Task objective: The records that follow should be copied in full, exactly as they read.

Data to examine:
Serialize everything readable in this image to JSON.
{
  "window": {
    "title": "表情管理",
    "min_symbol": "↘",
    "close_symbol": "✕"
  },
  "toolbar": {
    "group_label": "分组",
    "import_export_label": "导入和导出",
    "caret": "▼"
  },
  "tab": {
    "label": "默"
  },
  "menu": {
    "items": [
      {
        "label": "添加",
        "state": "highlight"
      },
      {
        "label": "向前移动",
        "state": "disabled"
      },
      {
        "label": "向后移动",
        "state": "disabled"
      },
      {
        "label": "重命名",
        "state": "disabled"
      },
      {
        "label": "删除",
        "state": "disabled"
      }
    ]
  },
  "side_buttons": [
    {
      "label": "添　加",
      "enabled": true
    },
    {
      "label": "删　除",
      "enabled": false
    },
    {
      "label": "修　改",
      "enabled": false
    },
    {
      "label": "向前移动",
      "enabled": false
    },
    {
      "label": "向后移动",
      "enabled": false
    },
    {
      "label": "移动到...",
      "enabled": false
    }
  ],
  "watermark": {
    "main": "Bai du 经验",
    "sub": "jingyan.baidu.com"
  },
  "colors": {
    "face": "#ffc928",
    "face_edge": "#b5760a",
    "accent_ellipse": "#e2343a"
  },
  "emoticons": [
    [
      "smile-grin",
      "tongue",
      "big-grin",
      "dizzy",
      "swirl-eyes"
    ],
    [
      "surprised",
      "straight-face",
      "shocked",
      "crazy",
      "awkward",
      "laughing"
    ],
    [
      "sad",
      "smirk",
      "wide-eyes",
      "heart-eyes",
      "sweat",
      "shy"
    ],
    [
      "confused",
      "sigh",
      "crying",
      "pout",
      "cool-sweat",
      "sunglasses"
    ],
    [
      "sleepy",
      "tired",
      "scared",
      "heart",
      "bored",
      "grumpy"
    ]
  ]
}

Answer area:
Serialize everything readable in this image to JSON.
{
  "window": {
    "title": "表情管理",
    "min_symbol": "↘",
    "close_symbol": "✕"
  },
  "toolbar": {
    "group_label": "分组",
    "import_export_label": "导入和导出",
    "caret": "▼"
  },
  "tab": {
    "label": "默"
  },
  "menu": {
    "items": [
      {
        "label": "添加",
        "state": "highlight"
      },
      {
        "label": "向前移动",
        "state": "disabled"
      },
      {
        "label": "向后移动",
        "state": "disabled"
      },
      {
        "label": "重命名",
        "state": "disabled"
      },
      {
        "label": "删除",
        "state": "disabled"
      }
    ]
  },
  "side_buttons": [
    {
      "label": "添　加",
      "enabled": true
    },
    {
      "label": "删　除",
      "enabled": false
    },
    {
      "label": "修　改",
      "enabled": false
    },
    {
      "label": "向前移动",
      "enabled": false
    },
    {
      "label": "向后移动",
      "enabled": false
    },
    {
      "label": "移动到...",
      "enabled": false
    }
  ],
  "watermark": {
    "main": "Bai du 经验",
    "sub": "jingyan.baidu.com"
  },
  "colors": {
    "face": "#ffc928",
    "face_edge": "#b5760a",
    "accent_ellipse": "#e2343a"
  },
  "emoticons": [
    [
      "smile-grin",
      "tongue",
      "big-grin",
      "dizzy",
      "swirl-eyes"
    ],
    [
      "surprised",
      "straight-face",
      "shocked",
      "crazy",
      "awkward",
      "laughing"
    ],
    [
      "sad",
      "smirk",
      "wide-eyes",
      "heart-eyes",
      "sweat",
      "shy"
    ],
    [
      "confused",
      "sigh",
      "crying",
      "pout",
      "cool-sweat",
      "sunglasses"
    ],
    [
      "sleepy",
      "tired",
      "scared",
      "heart",
      "bored",
      "grumpy"
    ]
  ]
}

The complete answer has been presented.